▶ [What the task asks] Work out how many lines in the entries contain the string "photo", and give nothing but that number.

▶ [Data provided]
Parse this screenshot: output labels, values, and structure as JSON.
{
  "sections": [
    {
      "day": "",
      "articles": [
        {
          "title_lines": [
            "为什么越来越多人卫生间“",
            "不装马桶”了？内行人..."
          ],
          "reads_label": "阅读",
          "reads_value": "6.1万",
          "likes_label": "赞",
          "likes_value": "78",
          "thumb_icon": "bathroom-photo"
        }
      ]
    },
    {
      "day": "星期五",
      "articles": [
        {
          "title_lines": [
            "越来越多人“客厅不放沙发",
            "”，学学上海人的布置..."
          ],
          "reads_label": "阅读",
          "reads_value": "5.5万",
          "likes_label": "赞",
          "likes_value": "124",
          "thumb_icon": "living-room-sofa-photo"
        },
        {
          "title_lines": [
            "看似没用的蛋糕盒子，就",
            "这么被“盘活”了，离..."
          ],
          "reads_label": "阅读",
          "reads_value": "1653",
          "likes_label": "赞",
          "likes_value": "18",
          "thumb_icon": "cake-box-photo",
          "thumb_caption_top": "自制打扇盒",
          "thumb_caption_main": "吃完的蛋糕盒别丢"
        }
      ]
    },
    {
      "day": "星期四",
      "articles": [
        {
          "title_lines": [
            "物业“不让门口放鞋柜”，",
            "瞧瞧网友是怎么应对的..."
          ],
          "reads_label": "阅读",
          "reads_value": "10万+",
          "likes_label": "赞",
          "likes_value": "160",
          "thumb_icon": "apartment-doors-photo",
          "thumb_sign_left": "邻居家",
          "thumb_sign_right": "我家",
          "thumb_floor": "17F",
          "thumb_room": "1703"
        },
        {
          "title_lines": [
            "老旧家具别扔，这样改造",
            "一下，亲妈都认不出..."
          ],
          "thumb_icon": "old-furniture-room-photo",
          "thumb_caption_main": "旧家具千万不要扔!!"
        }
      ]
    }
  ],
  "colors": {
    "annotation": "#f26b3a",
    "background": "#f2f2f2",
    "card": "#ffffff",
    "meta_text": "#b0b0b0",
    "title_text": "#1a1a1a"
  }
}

▶ [Your response] 5